EXERCISE DIRECTIONS: For the records that follow, work out how many lines include "liệu" and give only that count.

Component data from apps and pages:
# # # #
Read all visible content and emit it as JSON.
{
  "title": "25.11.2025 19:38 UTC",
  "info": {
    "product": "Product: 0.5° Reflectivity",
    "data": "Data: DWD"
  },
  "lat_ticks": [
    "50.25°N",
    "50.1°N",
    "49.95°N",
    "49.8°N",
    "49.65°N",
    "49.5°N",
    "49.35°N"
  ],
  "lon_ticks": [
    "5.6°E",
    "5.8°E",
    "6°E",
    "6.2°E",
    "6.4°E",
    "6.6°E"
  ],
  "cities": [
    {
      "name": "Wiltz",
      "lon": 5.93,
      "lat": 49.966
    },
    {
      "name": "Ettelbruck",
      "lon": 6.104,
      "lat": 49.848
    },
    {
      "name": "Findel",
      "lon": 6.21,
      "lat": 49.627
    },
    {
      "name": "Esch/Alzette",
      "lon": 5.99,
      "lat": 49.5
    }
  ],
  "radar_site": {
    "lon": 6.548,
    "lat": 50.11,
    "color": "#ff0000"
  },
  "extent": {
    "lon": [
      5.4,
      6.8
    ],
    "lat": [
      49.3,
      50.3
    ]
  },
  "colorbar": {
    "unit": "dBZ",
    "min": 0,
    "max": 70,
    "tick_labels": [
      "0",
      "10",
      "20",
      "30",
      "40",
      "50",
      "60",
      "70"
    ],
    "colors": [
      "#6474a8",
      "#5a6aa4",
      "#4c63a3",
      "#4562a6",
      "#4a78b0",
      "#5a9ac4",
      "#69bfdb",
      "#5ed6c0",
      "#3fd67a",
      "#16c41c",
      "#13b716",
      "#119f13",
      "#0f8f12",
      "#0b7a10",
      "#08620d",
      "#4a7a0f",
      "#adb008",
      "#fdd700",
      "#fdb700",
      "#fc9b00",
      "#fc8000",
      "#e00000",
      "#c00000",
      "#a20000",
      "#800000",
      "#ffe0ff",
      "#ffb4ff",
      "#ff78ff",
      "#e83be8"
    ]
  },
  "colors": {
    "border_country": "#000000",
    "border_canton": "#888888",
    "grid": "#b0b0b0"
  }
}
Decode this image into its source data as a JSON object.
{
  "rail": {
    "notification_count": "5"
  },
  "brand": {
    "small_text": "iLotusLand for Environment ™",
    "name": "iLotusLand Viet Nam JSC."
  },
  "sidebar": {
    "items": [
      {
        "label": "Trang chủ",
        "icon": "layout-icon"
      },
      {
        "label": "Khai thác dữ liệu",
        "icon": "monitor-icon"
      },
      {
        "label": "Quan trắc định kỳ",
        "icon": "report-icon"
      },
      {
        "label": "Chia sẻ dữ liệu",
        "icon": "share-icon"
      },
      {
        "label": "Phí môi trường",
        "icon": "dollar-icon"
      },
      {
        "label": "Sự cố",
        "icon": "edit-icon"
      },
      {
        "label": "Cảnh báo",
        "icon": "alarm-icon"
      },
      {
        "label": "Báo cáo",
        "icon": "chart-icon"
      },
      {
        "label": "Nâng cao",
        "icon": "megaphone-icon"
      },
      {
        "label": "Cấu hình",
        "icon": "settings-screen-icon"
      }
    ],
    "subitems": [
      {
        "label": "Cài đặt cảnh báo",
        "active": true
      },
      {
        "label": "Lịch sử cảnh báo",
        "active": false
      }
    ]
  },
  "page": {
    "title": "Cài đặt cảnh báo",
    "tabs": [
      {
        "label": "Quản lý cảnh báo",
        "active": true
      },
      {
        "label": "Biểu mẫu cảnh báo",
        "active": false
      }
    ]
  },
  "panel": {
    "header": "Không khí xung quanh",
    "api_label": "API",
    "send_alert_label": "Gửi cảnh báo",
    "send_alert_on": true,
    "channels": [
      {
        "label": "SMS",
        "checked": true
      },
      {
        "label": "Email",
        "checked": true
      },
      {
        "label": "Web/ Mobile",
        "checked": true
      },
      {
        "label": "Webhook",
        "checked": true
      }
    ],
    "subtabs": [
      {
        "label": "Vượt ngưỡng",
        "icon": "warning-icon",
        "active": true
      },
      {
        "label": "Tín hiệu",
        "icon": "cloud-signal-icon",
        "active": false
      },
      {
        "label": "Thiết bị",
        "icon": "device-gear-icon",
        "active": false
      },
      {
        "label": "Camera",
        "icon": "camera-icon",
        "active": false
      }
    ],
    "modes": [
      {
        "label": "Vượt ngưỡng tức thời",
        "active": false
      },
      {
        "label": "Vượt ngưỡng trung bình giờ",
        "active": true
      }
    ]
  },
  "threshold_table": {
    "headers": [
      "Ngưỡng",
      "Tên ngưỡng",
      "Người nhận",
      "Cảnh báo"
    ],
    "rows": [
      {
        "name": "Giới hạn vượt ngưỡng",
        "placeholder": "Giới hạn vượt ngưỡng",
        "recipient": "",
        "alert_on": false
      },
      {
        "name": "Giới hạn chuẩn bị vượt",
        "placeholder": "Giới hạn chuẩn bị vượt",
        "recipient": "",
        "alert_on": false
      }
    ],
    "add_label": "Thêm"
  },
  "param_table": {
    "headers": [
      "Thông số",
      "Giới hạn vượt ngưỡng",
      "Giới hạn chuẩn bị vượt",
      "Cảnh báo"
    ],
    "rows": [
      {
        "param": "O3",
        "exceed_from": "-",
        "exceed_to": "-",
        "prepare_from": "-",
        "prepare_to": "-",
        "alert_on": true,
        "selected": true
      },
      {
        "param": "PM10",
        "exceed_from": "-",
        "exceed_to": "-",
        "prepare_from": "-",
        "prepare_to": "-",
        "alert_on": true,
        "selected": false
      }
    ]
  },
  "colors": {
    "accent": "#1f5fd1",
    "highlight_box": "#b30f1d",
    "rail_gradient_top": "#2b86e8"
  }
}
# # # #
RESULT FOR THIS TASK: 2